Department of Anthropology
Main Quad - Building 50
Room 51A (Colloquium Room)
Armenia, a small landlocked country in the South Caucasus, is home to an estimated 33,000 cultural heritage sites ranging from a prehistoric wine production center to hundreds of medieval churches. Since the beginning of the Armenian Soviet Socialist Republic (1922-1991), these sites, and in particular, medieval religious complexes, have been the target of heritage revitalization projects meant to not only return heritage to a previous state or to prevent further decay but also to make heritage usable—in a sense, to revive heritage. This dissertation ethnographically explores heritage revitalization projects from the Soviet era to the present. Drawing upon 18 months of fieldwork in Yerevan and the villages of Areni and Tatev, this research reveals how, for the past eighty years, transnational heritage professionals and financers have enacted a multitude of heritage revitalization projects with little contestation, promulgating seemingly similar identity-building or developmental narratives while also pursuing alternative social, political, and economic agendas.

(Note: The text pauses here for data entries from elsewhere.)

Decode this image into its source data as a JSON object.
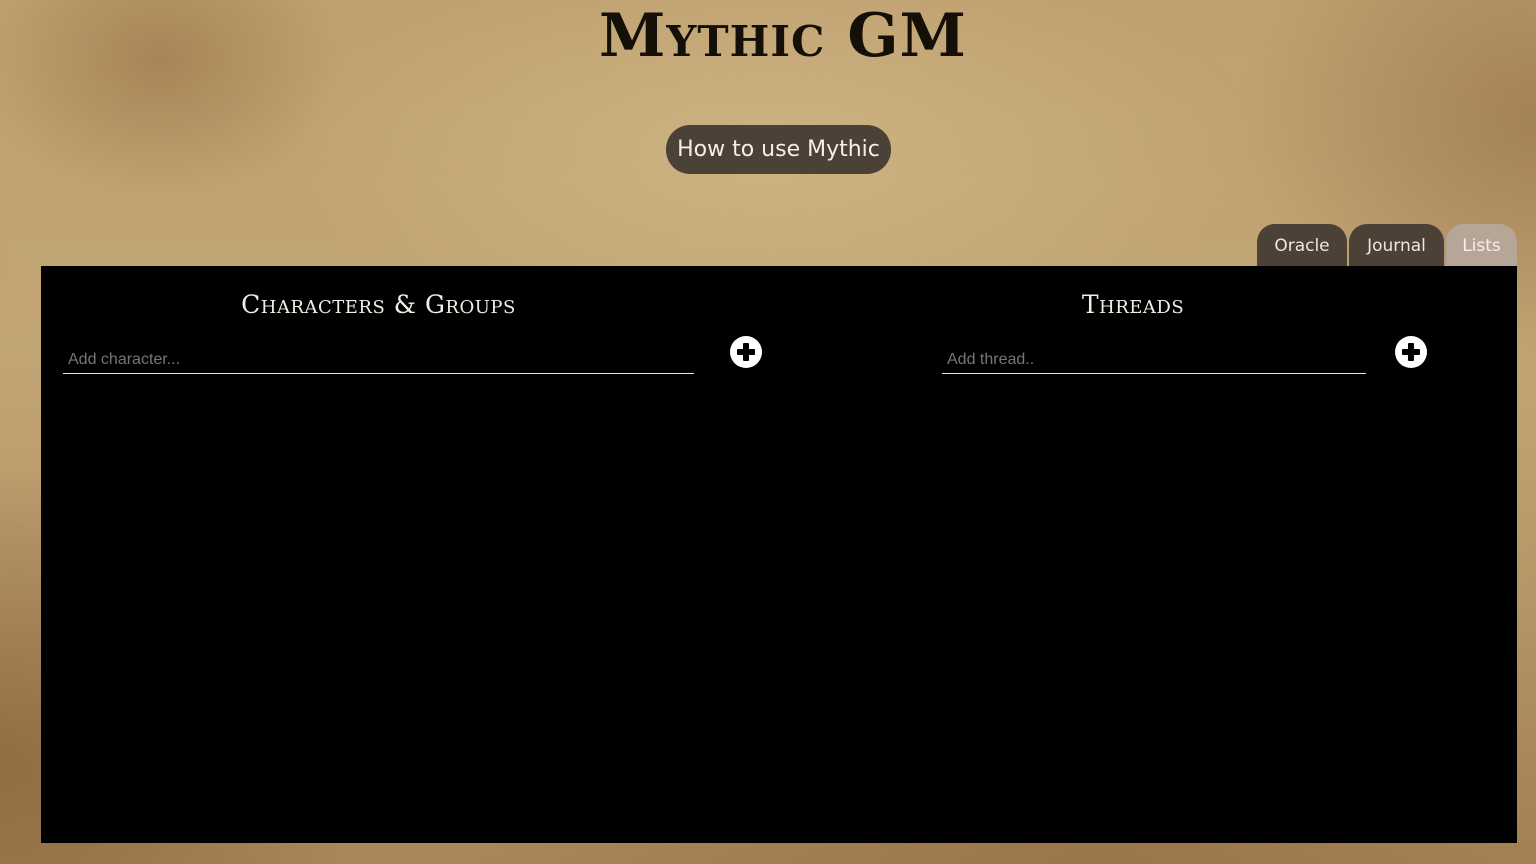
{
  "header": {
    "title": "Mythic GM",
    "help_button_label": "How to use Mythic"
  },
  "tabs": [
    {
      "label": "Oracle",
      "active": false
    },
    {
      "label": "Journal",
      "active": false
    },
    {
      "label": "Lists",
      "active": true
    }
  ],
  "lists_panel": {
    "characters": {
      "title": "Characters & Groups",
      "input_placeholder": "Add character...",
      "input_value": "",
      "add_icon": "plus-circle-icon"
    },
    "threads": {
      "title": "Threads",
      "input_placeholder": "Add thread..",
      "input_value": "",
      "add_icon": "plus-circle-icon"
    }
  },
  "colors": {
    "panel_background": "#000000",
    "button_background": "#4c4137",
    "active_tab_background": "#b5a697",
    "parchment": "#c2a575"
  }
}
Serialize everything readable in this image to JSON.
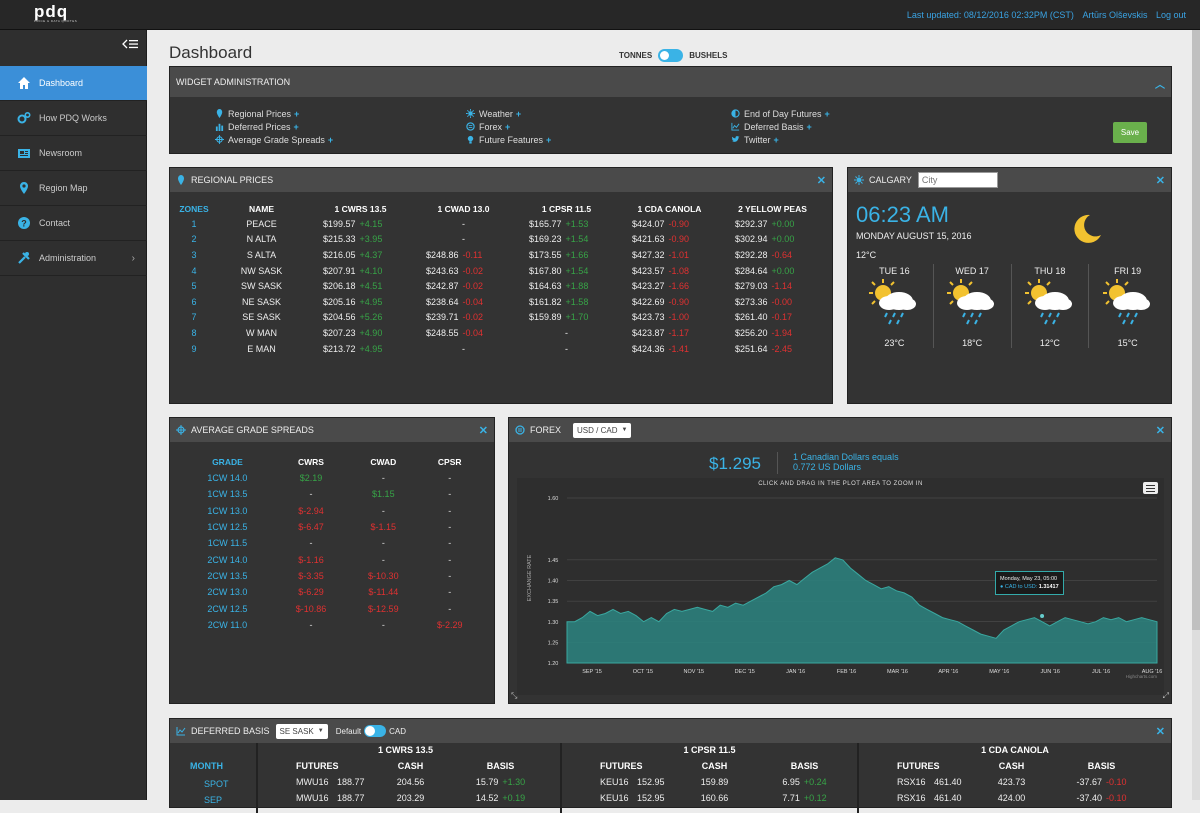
{
  "topbar": {
    "logo_text": "pdq",
    "logo_sub": "PRICE & DATA QUOTES",
    "last_updated": "Last updated: 08/12/2016 02:32PM (CST)",
    "user": "Artūrs Olševskis",
    "logout": "Log out"
  },
  "sidebar": {
    "items": [
      {
        "label": "Dashboard",
        "icon": "home-icon"
      },
      {
        "label": "How PDQ Works",
        "icon": "gears-icon"
      },
      {
        "label": "Newsroom",
        "icon": "newspaper-icon"
      },
      {
        "label": "Region Map",
        "icon": "map-marker-icon"
      },
      {
        "label": "Contact",
        "icon": "question-icon"
      },
      {
        "label": "Administration",
        "icon": "tools-icon"
      }
    ]
  },
  "page": {
    "title": "Dashboard",
    "unit_left": "TONNES",
    "unit_right": "BUSHELS"
  },
  "widget_admin": {
    "title": "WIDGET ADMINISTRATION",
    "col1": [
      "Regional Prices",
      "Deferred Prices",
      "Average Grade Spreads"
    ],
    "col2": [
      "Weather",
      "Forex",
      "Future Features"
    ],
    "col3": [
      "End of Day Futures",
      "Deferred Basis",
      "Twitter"
    ],
    "save_label": "Save"
  },
  "regional_prices": {
    "title": "REGIONAL PRICES",
    "headers": [
      "ZONES",
      "NAME",
      "1 CWRS 13.5",
      "1 CWAD 13.0",
      "1 CPSR 11.5",
      "1 CDA CANOLA",
      "2 YELLOW PEAS"
    ],
    "rows": [
      [
        "1",
        "PEACE",
        "$199.57",
        "+4.15",
        "-",
        "",
        "$165.77",
        "+1.53",
        "$424.07",
        "-0.90",
        "$292.37",
        "+0.00"
      ],
      [
        "2",
        "N ALTA",
        "$215.33",
        "+3.95",
        "-",
        "",
        "$169.23",
        "+1.54",
        "$421.63",
        "-0.90",
        "$302.94",
        "+0.00"
      ],
      [
        "3",
        "S ALTA",
        "$216.05",
        "+4.37",
        "$248.86",
        "-0.11",
        "$173.55",
        "+1.66",
        "$427.32",
        "-1.01",
        "$292.28",
        "-0.64"
      ],
      [
        "4",
        "NW SASK",
        "$207.91",
        "+4.10",
        "$243.63",
        "-0.02",
        "$167.80",
        "+1.54",
        "$423.57",
        "-1.08",
        "$284.64",
        "+0.00"
      ],
      [
        "5",
        "SW SASK",
        "$206.18",
        "+4.51",
        "$242.87",
        "-0.02",
        "$164.63",
        "+1.88",
        "$423.27",
        "-1.66",
        "$279.03",
        "-1.14"
      ],
      [
        "6",
        "NE SASK",
        "$205.16",
        "+4.95",
        "$238.64",
        "-0.04",
        "$161.82",
        "+1.58",
        "$422.69",
        "-0.90",
        "$273.36",
        "-0.00"
      ],
      [
        "7",
        "SE SASK",
        "$204.56",
        "+5.26",
        "$239.71",
        "-0.02",
        "$159.89",
        "+1.70",
        "$423.73",
        "-1.00",
        "$261.40",
        "-0.17"
      ],
      [
        "8",
        "W MAN",
        "$207.23",
        "+4.90",
        "$248.55",
        "-0.04",
        "-",
        "",
        "$423.87",
        "-1.17",
        "$256.20",
        "-1.94"
      ],
      [
        "9",
        "E MAN",
        "$213.72",
        "+4.95",
        "-",
        "",
        "-",
        "",
        "$424.36",
        "-1.41",
        "$251.64",
        "-2.45"
      ]
    ]
  },
  "weather": {
    "title": "CALGARY",
    "city_placeholder": "City",
    "time": "06:23 AM",
    "date": "MONDAY AUGUST 15, 2016",
    "temp": "12°C",
    "days": [
      {
        "name": "TUE 16",
        "temp": "23°C"
      },
      {
        "name": "WED 17",
        "temp": "18°C"
      },
      {
        "name": "THU 18",
        "temp": "12°C"
      },
      {
        "name": "FRI 19",
        "temp": "15°C"
      }
    ]
  },
  "grade_spreads": {
    "title": "AVERAGE GRADE SPREADS",
    "headers": [
      "GRADE",
      "CWRS",
      "CWAD",
      "CPSR"
    ],
    "rows": [
      [
        "1CW 14.0",
        "$2.19",
        "-",
        "-"
      ],
      [
        "1CW 13.5",
        "-",
        "$1.15",
        "-"
      ],
      [
        "1CW 13.0",
        "$-2.94",
        "-",
        "-"
      ],
      [
        "1CW 12.5",
        "$-6.47",
        "$-1.15",
        "-"
      ],
      [
        "1CW 11.5",
        "-",
        "-",
        "-"
      ],
      [
        "2CW 14.0",
        "$-1.16",
        "-",
        "-"
      ],
      [
        "2CW 13.5",
        "$-3.35",
        "$-10.30",
        "-"
      ],
      [
        "2CW 13.0",
        "$-6.29",
        "$-11.44",
        "-"
      ],
      [
        "2CW 12.5",
        "$-10.86",
        "$-12.59",
        "-"
      ],
      [
        "2CW 11.0",
        "-",
        "-",
        "$-2.29"
      ]
    ]
  },
  "forex": {
    "title": "FOREX",
    "pair": "USD / CAD",
    "rate": "$1.295",
    "desc_line1": "1 Canadian Dollars equals",
    "desc_line2": "0.772 US Dollars",
    "hint": "CLICK AND DRAG IN THE PLOT AREA TO ZOOM IN",
    "tooltip_date": "Monday, May 23, 05:00",
    "tooltip_label": "● CAD to USD:",
    "tooltip_value": "1.31417",
    "credit": "Highcharts.com"
  },
  "chart_data": {
    "type": "area",
    "ylabel": "EXCHANGE RATE",
    "ylim": [
      1.2,
      1.6
    ],
    "yticks": [
      "1.60",
      "1.45",
      "1.40",
      "1.35",
      "1.30",
      "1.25",
      "1.20"
    ],
    "xticks": [
      "SEP '15",
      "OCT '15",
      "NOV '15",
      "DEC '15",
      "JAN '16",
      "FEB '16",
      "MAR '16",
      "APR '16",
      "MAY '16",
      "JUN '16",
      "JUL '16",
      "AUG '16"
    ],
    "series": [
      {
        "values": [
          1.3,
          1.3,
          1.31,
          1.325,
          1.315,
          1.32,
          1.33,
          1.32,
          1.325,
          1.315,
          1.3,
          1.31,
          1.3,
          1.32,
          1.33,
          1.325,
          1.33,
          1.335,
          1.33,
          1.325,
          1.34,
          1.335,
          1.345,
          1.34,
          1.35,
          1.36,
          1.37,
          1.385,
          1.39,
          1.4,
          1.39,
          1.405,
          1.42,
          1.43,
          1.44,
          1.455,
          1.45,
          1.43,
          1.415,
          1.4,
          1.39,
          1.38,
          1.385,
          1.375,
          1.37,
          1.36,
          1.34,
          1.33,
          1.32,
          1.31,
          1.305,
          1.3,
          1.29,
          1.28,
          1.27,
          1.265,
          1.26,
          1.28,
          1.29,
          1.3,
          1.305,
          1.31,
          1.3,
          1.29,
          1.3,
          1.31,
          1.305,
          1.3,
          1.295,
          1.3,
          1.31,
          1.305,
          1.31,
          1.3,
          1.305,
          1.31,
          1.305,
          1.3
        ]
      }
    ]
  },
  "deferred_basis": {
    "title": "DEFERRED BASIS",
    "region": "SE SASK",
    "toggle_left": "Default",
    "toggle_right": "CAD",
    "month_header": "MONTH",
    "months": [
      "SPOT",
      "SEP"
    ],
    "groups": [
      {
        "title": "1 CWRS 13.5",
        "headers": [
          "FUTURES",
          "CASH",
          "BASIS"
        ],
        "rows": [
          [
            "MWU16",
            "188.77",
            "204.56",
            "15.79",
            "+1.30"
          ],
          [
            "MWU16",
            "188.77",
            "203.29",
            "14.52",
            "+0.19"
          ]
        ]
      },
      {
        "title": "1 CPSR 11.5",
        "headers": [
          "FUTURES",
          "CASH",
          "BASIS"
        ],
        "rows": [
          [
            "KEU16",
            "152.95",
            "159.89",
            "6.95",
            "+0.24"
          ],
          [
            "KEU16",
            "152.95",
            "160.66",
            "7.71",
            "+0.12"
          ]
        ]
      },
      {
        "title": "1 CDA CANOLA",
        "headers": [
          "FUTURES",
          "CASH",
          "BASIS"
        ],
        "rows": [
          [
            "RSX16",
            "461.40",
            "423.73",
            "-37.67",
            "-0.10"
          ],
          [
            "RSX16",
            "461.40",
            "424.00",
            "-37.40",
            "-0.10"
          ]
        ]
      }
    ]
  },
  "colors": {
    "accent": "#3ab3e6",
    "positive": "#37a447",
    "negative": "#e03131",
    "nav_active": "#3b8fd8",
    "save": "#6ab04c"
  }
}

This dissertation shows that simultaneous yet divergent utilizations of heritage are able to flourish, rather than collide, for numerous reasons. Starting in the Soviet era, heritage regimes have allowed individual heritage professionals to privately couch ulterior uses of heritage within socialist aspirations. The multifarious nature of heritage continues into the present, where neoliberal environments and heritage mediators within the state facilitate transnational funders to invest in developmental heritage revitalization projects while assuring that all parties involved also accrue alternative incentives. Increasingly, foreign states, like the United States, are also investing in cultural heritage revitalization as a means to not only enact public diplomacy, but also as a way to gain a multitude of sociopolitical outcomes. Ultimately, this dissertation, while focusing on the history of heritage revitalization programs in a South Caucasus nation, broadens anthropological research in the former Soviet Union through archaeological ethnography, and encourages a reconceptualization of what happens to heritage in transitional phases of statehood.